Copy out, from the entries below, each line holding the string "JSON".

= Stored entries =

[Start of Attachment]

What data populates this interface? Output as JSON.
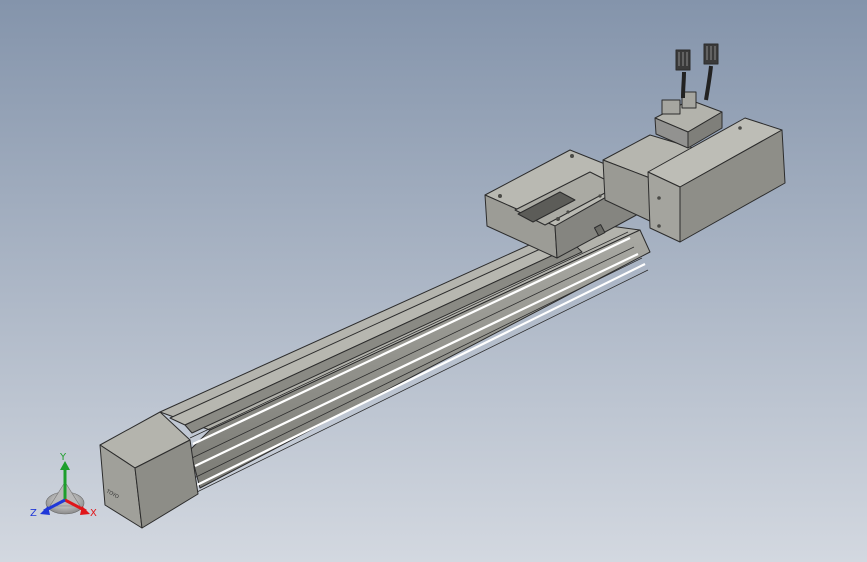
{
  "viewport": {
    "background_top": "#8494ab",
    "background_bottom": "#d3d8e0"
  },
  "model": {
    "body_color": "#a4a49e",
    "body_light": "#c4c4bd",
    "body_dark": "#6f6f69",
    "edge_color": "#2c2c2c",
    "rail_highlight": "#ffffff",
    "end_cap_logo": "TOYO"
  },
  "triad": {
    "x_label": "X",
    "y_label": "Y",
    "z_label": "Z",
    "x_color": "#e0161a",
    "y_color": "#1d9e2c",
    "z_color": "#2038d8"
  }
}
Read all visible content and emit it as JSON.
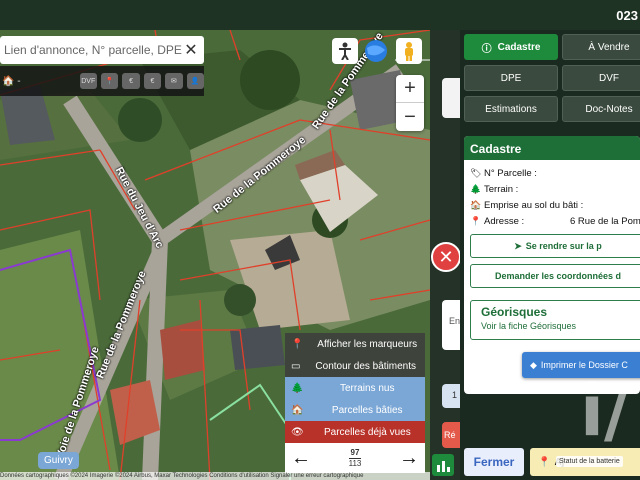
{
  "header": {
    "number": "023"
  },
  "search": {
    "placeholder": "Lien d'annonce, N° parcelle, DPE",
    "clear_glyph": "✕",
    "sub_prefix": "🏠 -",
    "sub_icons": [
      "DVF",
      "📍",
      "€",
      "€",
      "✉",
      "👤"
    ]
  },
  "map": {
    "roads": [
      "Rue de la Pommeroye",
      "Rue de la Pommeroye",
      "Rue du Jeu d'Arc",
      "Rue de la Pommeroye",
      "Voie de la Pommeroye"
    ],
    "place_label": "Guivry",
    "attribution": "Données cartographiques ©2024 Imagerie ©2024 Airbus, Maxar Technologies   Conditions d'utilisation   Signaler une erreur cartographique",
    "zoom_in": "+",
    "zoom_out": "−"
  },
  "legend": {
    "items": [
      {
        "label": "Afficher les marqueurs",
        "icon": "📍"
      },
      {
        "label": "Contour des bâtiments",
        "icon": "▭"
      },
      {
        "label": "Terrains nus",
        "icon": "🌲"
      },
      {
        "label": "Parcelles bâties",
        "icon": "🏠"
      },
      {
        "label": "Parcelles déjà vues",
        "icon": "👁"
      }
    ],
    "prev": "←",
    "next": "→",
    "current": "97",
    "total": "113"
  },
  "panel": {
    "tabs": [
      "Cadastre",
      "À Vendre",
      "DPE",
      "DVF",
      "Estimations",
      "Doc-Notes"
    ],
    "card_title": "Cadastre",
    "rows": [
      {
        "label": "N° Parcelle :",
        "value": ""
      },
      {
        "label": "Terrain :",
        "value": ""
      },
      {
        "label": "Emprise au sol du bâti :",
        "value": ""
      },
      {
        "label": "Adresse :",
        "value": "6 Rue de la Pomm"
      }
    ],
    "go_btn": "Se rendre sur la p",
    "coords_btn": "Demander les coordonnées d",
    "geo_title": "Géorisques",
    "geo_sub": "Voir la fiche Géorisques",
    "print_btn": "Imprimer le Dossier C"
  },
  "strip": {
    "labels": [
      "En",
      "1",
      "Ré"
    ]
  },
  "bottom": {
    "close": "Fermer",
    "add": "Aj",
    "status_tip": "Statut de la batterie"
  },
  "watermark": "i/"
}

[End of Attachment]

= RESPONSE AREA =
What data populates this interface? Output as JSON.
Read all visible content and emit it as JSON.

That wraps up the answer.